▶ [What you have to do]: Output the entries that follow, word for word.
═══ Provided material
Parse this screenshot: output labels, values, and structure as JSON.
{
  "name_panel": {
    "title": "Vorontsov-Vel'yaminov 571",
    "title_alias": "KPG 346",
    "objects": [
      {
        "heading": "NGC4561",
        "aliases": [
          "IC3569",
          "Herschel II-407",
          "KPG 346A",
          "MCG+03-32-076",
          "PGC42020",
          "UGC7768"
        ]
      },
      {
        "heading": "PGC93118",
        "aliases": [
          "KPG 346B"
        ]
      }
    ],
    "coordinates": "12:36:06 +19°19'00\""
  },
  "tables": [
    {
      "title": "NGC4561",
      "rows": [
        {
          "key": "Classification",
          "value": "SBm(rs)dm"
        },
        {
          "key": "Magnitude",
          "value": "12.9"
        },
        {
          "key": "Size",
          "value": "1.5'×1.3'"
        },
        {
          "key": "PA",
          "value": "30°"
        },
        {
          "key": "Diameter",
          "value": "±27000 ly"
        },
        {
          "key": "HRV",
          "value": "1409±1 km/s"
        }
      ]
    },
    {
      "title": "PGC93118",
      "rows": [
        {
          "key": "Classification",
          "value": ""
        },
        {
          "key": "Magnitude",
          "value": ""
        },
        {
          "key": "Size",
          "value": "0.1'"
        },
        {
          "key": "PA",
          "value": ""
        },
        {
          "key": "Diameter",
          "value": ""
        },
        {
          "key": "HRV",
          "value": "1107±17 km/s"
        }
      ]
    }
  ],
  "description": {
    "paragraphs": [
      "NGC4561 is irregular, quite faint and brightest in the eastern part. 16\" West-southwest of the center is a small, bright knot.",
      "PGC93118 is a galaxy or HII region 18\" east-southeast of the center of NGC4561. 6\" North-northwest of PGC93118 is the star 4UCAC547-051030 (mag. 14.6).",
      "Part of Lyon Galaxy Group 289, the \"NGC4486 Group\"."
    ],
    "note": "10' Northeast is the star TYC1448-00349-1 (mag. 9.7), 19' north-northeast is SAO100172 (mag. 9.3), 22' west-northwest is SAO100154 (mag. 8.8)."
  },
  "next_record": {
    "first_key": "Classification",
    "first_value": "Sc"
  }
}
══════
▶ [Written answer]:
Parse this screenshot: output labels, values, and structure as JSON.
{
  "name_panel": {
    "title": "Vorontsov-Vel'yaminov 571",
    "title_alias": "KPG 346",
    "objects": [
      {
        "heading": "NGC4561",
        "aliases": [
          "IC3569",
          "Herschel II-407",
          "KPG 346A",
          "MCG+03-32-076",
          "PGC42020",
          "UGC7768"
        ]
      },
      {
        "heading": "PGC93118",
        "aliases": [
          "KPG 346B"
        ]
      }
    ],
    "coordinates": "12:36:06 +19°19'00\""
  },
  "tables": [
    {
      "title": "NGC4561",
      "rows": [
        {
          "key": "Classification",
          "value": "SBm(rs)dm"
        },
        {
          "key": "Magnitude",
          "value": "12.9"
        },
        {
          "key": "Size",
          "value": "1.5'×1.3'"
        },
        {
          "key": "PA",
          "value": "30°"
        },
        {
          "key": "Diameter",
          "value": "±27000 ly"
        },
        {
          "key": "HRV",
          "value": "1409±1 km/s"
        }
      ]
    },
    {
      "title": "PGC93118",
      "rows": [
        {
          "key": "Classification",
          "value": ""
        },
        {
          "key": "Magnitude",
          "value": ""
        },
        {
          "key": "Size",
          "value": "0.1'"
        },
        {
          "key": "PA",
          "value": ""
        },
        {
          "key": "Diameter",
          "value": ""
        },
        {
          "key": "HRV",
          "value": "1107±17 km/s"
        }
      ]
    }
  ],
  "description": {
    "paragraphs": [
      "NGC4561 is irregular, quite faint and brightest in the eastern part. 16\" West-southwest of the center is a small, bright knot.",
      "PGC93118 is a galaxy or HII region 18\" east-southeast of the center of NGC4561. 6\" North-northwest of PGC93118 is the star 4UCAC547-051030 (mag. 14.6).",
      "Part of Lyon Galaxy Group 289, the \"NGC4486 Group\"."
    ],
    "note": "10' Northeast is the star TYC1448-00349-1 (mag. 9.7), 19' north-northeast is SAO100172 (mag. 9.3), 22' west-northwest is SAO100154 (mag. 8.8)."
  },
  "next_record": {
    "first_key": "Classification",
    "first_value": "Sc"
  }
}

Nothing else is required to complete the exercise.